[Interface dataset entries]
+--

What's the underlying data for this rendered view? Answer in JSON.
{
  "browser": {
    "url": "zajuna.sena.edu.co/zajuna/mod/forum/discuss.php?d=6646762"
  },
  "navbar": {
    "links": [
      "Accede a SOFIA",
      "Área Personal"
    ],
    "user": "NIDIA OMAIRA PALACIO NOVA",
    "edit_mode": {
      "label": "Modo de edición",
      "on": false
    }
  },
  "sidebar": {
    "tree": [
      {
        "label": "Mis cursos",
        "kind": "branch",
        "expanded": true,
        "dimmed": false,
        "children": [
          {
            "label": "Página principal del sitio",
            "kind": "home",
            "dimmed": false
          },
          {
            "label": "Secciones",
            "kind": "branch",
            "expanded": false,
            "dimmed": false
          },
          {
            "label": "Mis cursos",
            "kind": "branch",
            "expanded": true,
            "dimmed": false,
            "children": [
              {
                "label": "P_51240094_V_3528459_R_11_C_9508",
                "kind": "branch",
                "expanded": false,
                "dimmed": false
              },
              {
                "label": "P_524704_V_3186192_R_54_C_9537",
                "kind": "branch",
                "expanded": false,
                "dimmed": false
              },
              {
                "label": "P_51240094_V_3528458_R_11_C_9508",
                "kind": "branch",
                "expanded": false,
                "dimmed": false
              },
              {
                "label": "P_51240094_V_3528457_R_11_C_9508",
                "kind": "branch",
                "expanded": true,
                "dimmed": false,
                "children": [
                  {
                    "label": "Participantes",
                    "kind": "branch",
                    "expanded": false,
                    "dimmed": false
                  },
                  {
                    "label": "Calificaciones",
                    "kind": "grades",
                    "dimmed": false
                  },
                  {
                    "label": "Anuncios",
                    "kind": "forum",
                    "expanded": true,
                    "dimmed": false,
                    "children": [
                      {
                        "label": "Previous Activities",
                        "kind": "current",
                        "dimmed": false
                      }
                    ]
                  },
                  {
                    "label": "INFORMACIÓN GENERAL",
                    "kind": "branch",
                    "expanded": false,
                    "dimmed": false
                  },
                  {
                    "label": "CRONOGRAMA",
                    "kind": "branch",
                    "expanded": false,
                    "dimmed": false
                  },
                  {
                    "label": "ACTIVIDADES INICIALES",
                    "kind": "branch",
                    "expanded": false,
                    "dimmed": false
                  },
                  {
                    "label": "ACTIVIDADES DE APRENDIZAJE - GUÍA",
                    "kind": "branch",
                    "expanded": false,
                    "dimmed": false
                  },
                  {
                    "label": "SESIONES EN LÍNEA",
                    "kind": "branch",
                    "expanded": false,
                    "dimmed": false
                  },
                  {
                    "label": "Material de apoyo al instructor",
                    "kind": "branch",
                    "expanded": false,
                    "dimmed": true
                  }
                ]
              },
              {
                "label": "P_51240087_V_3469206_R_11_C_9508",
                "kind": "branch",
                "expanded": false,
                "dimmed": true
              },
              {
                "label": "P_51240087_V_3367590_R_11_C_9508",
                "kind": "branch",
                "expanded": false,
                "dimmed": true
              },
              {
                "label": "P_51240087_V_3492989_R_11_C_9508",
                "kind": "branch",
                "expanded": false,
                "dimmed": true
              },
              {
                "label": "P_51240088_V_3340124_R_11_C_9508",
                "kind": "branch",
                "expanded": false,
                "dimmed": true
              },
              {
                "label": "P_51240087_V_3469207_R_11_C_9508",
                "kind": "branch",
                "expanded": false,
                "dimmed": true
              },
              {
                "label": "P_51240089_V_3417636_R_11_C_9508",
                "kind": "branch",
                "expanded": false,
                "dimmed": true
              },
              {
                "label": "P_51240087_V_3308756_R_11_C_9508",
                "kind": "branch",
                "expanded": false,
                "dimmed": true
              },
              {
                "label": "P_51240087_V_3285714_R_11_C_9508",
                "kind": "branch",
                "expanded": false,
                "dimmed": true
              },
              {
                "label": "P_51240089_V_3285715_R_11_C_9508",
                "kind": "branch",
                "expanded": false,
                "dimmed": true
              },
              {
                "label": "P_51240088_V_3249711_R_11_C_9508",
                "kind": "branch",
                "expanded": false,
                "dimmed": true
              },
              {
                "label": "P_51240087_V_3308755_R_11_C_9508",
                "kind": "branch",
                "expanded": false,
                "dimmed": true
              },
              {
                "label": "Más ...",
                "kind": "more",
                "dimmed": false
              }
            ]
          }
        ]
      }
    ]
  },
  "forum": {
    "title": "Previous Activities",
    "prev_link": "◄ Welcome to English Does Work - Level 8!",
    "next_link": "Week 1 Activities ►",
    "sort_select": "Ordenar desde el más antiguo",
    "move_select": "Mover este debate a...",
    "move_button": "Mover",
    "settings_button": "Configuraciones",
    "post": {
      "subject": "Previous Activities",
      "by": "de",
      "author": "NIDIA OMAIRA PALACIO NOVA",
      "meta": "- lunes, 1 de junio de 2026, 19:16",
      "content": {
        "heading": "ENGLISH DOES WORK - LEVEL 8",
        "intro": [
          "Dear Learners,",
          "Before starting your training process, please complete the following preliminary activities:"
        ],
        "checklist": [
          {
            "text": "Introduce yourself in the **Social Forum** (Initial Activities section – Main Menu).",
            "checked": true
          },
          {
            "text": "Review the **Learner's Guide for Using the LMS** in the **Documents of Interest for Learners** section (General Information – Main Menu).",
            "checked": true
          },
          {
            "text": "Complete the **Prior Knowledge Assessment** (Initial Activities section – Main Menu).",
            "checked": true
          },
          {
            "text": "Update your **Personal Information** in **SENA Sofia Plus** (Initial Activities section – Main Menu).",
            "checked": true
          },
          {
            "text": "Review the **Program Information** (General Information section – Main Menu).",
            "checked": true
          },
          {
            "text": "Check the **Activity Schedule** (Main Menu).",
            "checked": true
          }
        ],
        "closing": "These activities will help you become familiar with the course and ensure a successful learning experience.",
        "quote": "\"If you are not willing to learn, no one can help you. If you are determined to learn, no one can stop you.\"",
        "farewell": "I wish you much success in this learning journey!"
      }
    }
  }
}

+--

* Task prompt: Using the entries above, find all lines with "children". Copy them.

* Task output:
        "children": [
            "children": [
                "children": [
                    "children": [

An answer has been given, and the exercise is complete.